The popularity of internationally inspired foods in Canada is indicative of a consumer base that is open to exploring new foods and flavours. Three quarters (77%) of Canadians agree that internationally inspired foods are more mainstream now than they used to be.1 Conversely, finding foods that are new and different yet are accepted by the broad consumer base, can be a challenge. As such, it’s important to understand the types of internationally inspired foods and flavours that consumers are showing interest in, as well as how these flavours are being incorporated into everyday meals.
Contributing to the demand for internationally inspired foods is Canada’s rainbow of cultures. According to the 2016 Census, 7,540,830 foreign-born individuals immigrated to Canada, representing over one-fifth (21.9%) of Canada’s total population.2 Almost half (48.1%) of our foreign-born population was born in Asia (including the Middle East), while a lower proportion (27.7%) was born in Europe.3
Meal planning and preparation is a category driver for international foods. Stuck at home and facing travel restrictions that are unpredictable, consumers are seeking both global dishes in traditional form and more approachable fusions of flavour. One way of coping with kitchen burnout, especially when regular dining out isn’t always an option, is through easily accessible international flavours. Consumers are looking to try “international” versions in familiar dishes, even casual fare like sandwiches and snack foods. But the workhorse items that are really making a difference for home cooks are products like cooking sauces and condiments: Oriental Sauces grew 21%, while Specialty Eastern Foods grew 25% – both in unit volume. 4Typically requiring heavy preparation in nature, but if already prepared and ready to go, focus moves to other meal components.
With Canada having a wide-ranging international background, many are familiar with several different cuisines, so much so, that some can be considered mainstream. Two-thirds of Canadians have eaten Chinese and Italian foods in the last 6 months, and over 40% have had Mexican.5 This frequency indicates the importance of these ethnicities to our weekly meal planning.
There are a few cuisines Canadians have spotlighted recently. More than 38% would like to try Caribbean foods: heavily spiced meat and vegetable stews (like allspice, cinnamon, nutmeg, ginger, turmeric, thyme, and cumin), featuring pork, goat, seafood, eggplant, okra, and squashes; as well as grilled meats, like jerk chicken.6
Another 29% would like to try African foods: wide ranging due in part to the multitude of regions that fall under this umbrella; one flavor profile that is trending is the spice blend found on shawarma, a meat dish that is often associated with Middle Eastern cuisine but also is widely consumed in Africa.7 Common spices found on shawarma include cumin, cinnamon, nutmeg, allspice, turmeric, and pepper with each region may have a slightly different variation.
Further, 32% would like to try Korean foods: well-known dishes include bulgogi (beef BBQ), bibimbap (a mix of rice, assorted vegetables, meat and/or egg dressed in spicy gochujang), kimchi (fermented spicy cabbage). Korean cuisine carries flavours of sesame oil, chili pepper pastes, oils and flakes, soybean paste, garlic, ginger, and scallions.8
Authenticity is driving growth within the international category as consumers search for products that are true to the culture.
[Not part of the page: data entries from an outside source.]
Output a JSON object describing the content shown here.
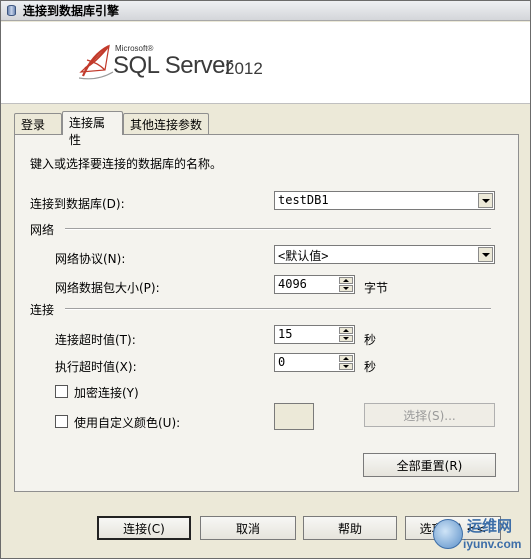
{
  "window": {
    "title": "连接到数据库引擎"
  },
  "banner": {
    "logo_microsoft": "Microsoft®",
    "logo_product": "SQL Server",
    "logo_version": "2012"
  },
  "tabs": [
    {
      "label": "登录"
    },
    {
      "label": "连接属性"
    },
    {
      "label": "其他连接参数"
    }
  ],
  "panel": {
    "instruction": "键入或选择要连接的数据库的名称。",
    "database": {
      "label": "连接到数据库(D):",
      "value": "testDB1"
    },
    "network_section": "网络",
    "network_protocol": {
      "label": "网络协议(N):",
      "value": "<默认值>"
    },
    "packet_size": {
      "label": "网络数据包大小(P):",
      "value": "4096",
      "unit": "字节"
    },
    "connection_section": "连接",
    "connect_timeout": {
      "label": "连接超时值(T):",
      "value": "15",
      "unit": "秒"
    },
    "exec_timeout": {
      "label": "执行超时值(X):",
      "value": "0",
      "unit": "秒"
    },
    "encrypt": {
      "label": "加密连接(Y)",
      "checked": false
    },
    "custom_color": {
      "label": "使用自定义颜色(U):",
      "checked": false
    },
    "select_button": "选择(S)...",
    "reset_button": "全部重置(R)"
  },
  "buttons": {
    "connect": "连接(C)",
    "cancel": "取消",
    "help": "帮助",
    "options": "选项(O) <<"
  },
  "watermark": {
    "line1": "运维网",
    "line2": "iyunv.com"
  }
}
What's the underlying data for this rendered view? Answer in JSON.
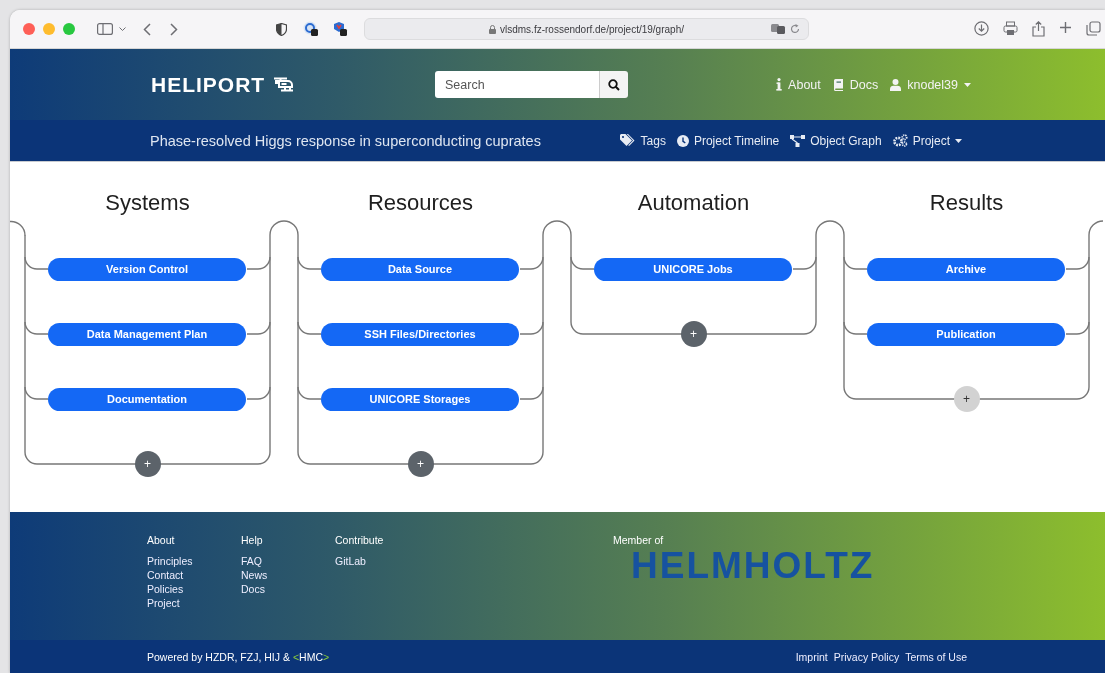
{
  "browser": {
    "url": "vlsdms.fz-rossendorf.de/project/19/graph/"
  },
  "header": {
    "logo": "HELIPORT",
    "search": {
      "placeholder": "Search"
    },
    "nav": [
      {
        "label": "About",
        "kind": "info",
        "dropdown": false
      },
      {
        "label": "Docs",
        "kind": "book",
        "dropdown": false
      },
      {
        "label": "knodel39",
        "kind": "user",
        "dropdown": true
      }
    ]
  },
  "project_bar": {
    "title": "Phase-resolved Higgs response in superconducting cuprates",
    "nav": [
      {
        "label": "Tags",
        "kind": "tags",
        "dropdown": false
      },
      {
        "label": "Project Timeline",
        "kind": "clock",
        "dropdown": false
      },
      {
        "label": "Object Graph",
        "kind": "graph",
        "dropdown": false
      },
      {
        "label": "Project",
        "kind": "cogs",
        "dropdown": true
      }
    ]
  },
  "graph": {
    "columns": [
      {
        "title": "Systems",
        "items": [
          "Version Control",
          "Data Management Plan",
          "Documentation"
        ],
        "add_label": "+",
        "add_disabled": false
      },
      {
        "title": "Resources",
        "items": [
          "Data Source",
          "SSH Files/Directories",
          "UNICORE Storages"
        ],
        "add_label": "+",
        "add_disabled": false
      },
      {
        "title": "Automation",
        "items": [
          "UNICORE Jobs"
        ],
        "add_label": "+",
        "add_disabled": false
      },
      {
        "title": "Results",
        "items": [
          "Archive",
          "Publication"
        ],
        "add_label": "+",
        "add_disabled": true
      }
    ]
  },
  "footer": {
    "columns": [
      {
        "heading": "About",
        "links": [
          "Principles",
          "Contact",
          "Policies",
          "Project"
        ]
      },
      {
        "heading": "Help",
        "links": [
          "FAQ",
          "News",
          "Docs"
        ]
      },
      {
        "heading": "Contribute",
        "links": [
          "GitLab"
        ]
      }
    ],
    "member_label": "Member of",
    "member_logo": "HELMHOLTZ",
    "powered_by": "Powered by HZDR, FZJ, HIJ &",
    "powered_link": {
      "open": "<",
      "name": "HMC",
      "close": ">"
    },
    "legal_links": [
      "Imprint",
      "Privacy Policy",
      "Terms of Use"
    ]
  }
}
As consumers try more global flavours, they increasingly seek region-specific cuisine.